The residency schedule of events free and open to the public at Swarthmore College will be as follows:

1st Week

February 9, 7-9PM, Lang Performing Arts Center Cinema
Presentation:“Theatre of Witness” with Teya Sepinuck

February 12, 4:30 – 6PM, Lang Performing Arts Center Troy Dance Lab (LPAC 2)
Movement Workshop: David Dorfman and the Active Citizen with Kate Speer

February 15, 1-5PM, Lang Performing Arts Center Boyer Studio (LPAC 3)
Workshop: “Theatre of Witness” with Teya Sepinuck

2nd Week

February 19, 4:30 – 6PM, Lang Performing Arts Center Troy Dance Lab (LPAC 2)Master Class in dance: David Dorfman and company

February 19, 7-9PM, Kohlberg 116
“Engaging Human Differences: Teaching Dialogue and Discourse about Race, Religion and Public Life”
Teach-in with David Kyuman Kim

February 20, 8PM, Lang Performing Arts Center, Pearson-Hall Theatre

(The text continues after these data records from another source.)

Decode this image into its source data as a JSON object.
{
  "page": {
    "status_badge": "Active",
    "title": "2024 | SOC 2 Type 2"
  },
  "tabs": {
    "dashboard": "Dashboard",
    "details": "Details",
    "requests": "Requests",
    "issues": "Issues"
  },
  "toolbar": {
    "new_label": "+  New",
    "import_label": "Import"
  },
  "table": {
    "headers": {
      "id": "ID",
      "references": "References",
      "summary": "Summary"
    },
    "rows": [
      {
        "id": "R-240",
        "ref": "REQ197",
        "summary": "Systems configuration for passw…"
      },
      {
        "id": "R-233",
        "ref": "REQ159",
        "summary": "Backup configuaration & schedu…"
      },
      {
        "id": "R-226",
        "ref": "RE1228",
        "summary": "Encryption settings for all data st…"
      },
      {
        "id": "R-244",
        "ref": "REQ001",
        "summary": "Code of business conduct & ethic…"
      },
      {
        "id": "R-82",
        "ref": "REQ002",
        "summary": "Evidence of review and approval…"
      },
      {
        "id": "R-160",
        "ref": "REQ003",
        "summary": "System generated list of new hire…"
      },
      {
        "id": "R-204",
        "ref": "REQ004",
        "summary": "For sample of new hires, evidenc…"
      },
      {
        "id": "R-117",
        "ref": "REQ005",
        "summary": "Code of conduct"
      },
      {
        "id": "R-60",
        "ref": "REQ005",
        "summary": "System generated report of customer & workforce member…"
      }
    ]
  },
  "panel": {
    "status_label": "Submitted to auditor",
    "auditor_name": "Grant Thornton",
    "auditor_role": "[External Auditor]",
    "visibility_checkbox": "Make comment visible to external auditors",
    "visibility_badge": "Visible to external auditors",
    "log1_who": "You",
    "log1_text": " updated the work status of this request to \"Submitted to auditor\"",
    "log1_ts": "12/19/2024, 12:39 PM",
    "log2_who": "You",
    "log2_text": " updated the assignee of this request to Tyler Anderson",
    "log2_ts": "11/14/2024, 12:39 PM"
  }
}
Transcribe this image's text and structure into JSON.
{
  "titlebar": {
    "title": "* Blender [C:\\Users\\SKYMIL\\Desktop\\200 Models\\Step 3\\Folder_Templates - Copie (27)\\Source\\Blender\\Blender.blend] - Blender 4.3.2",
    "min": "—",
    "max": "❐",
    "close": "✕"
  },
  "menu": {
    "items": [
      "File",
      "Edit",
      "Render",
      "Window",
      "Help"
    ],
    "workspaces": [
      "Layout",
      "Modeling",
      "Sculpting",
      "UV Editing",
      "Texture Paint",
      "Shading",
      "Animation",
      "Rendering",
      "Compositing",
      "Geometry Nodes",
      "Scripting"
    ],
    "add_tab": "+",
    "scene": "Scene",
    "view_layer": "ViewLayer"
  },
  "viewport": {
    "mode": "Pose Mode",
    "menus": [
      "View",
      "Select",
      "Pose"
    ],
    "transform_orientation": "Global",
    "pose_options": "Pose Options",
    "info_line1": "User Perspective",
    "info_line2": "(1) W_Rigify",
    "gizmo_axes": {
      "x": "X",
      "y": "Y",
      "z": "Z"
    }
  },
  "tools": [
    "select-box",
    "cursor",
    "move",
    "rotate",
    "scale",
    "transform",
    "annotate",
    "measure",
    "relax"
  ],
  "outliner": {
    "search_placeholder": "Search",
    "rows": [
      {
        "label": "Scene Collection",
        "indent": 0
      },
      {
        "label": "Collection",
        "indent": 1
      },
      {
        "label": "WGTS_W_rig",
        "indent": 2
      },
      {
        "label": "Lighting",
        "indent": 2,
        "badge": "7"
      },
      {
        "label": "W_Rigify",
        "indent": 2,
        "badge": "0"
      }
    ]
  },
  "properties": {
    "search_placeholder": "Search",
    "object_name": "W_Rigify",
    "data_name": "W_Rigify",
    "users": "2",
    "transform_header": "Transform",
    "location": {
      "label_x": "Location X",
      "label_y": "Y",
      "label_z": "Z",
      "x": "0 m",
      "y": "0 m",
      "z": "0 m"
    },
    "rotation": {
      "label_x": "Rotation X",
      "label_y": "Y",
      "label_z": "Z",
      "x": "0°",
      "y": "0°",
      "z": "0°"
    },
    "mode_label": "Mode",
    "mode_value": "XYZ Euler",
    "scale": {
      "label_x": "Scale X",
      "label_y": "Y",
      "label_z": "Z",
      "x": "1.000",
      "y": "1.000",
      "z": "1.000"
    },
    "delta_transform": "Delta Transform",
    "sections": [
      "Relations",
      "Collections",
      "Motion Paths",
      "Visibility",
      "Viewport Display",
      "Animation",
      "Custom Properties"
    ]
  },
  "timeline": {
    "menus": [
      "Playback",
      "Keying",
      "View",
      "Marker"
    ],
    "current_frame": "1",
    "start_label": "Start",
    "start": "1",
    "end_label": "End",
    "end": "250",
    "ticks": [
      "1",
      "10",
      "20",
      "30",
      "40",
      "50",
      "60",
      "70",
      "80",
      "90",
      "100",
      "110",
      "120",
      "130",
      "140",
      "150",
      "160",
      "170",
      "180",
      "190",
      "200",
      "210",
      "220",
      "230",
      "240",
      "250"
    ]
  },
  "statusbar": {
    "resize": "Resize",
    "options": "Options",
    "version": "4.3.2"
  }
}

Final Week

February 24, 2:40-4PM, Lang Music 407
Lecture/Discussion: “Between Apathy and Action” with Kate Speer

February 26, 7-10:30PM, Keith Room, Lang Center for Social Responsibility
Workshop:“Get on Your Feet: Organizing for Peaceful Protest” with George Lakey

All events are free and open to the public without reservation. Seating may be limited for some events and is first come, first served.

The central performance event, David Dorfman’s PROPHETS OF FUNK, is on Friday, February 20 at 8PM is in the Lang Performing Arts Center’s Pearson-Hall Theater. DDD celebrates the band’s groundbreaking, visceral, and powerful visions of prophetic love that continue to shine on despite everyday struggles. PROPHETS OF FUNK lifts up the spirit of Sly: that in the face of the funk of life, there are still hopes and aspirations that reside in all of us. The production of PROPHETS OF FUNK was made possible by generous support from The Andrew W. Mellon Foundation, the National Endowment for the Arts, The Harkness Foundation for Dance, The New England Foundation for the Arts, National Dance Project with funding from the Doris Duke Charitable Foundation, The Fan Fox and Leslie R. Samuels Foundation, New York State Council on the Arts, The Jerome Robbins Foundation, and Friends of David Dorfman Dance. Choreographic material for PROPHETS OF FUNK was developed, in part, during residencies at the Tisch Dance Summer Residency Program at New York University and as company-in-residence at Connecticut College.

For further information about these events, contact Tara Webb at 610-328-8260 or These events are free and open to the public without reservations, but space is limited for some of the smaller lectures and workshops.  More details about the schedule of events available at: and on Facebook:


[Click on the link below to zoom in.]

Radical Democracy and Humanism flyer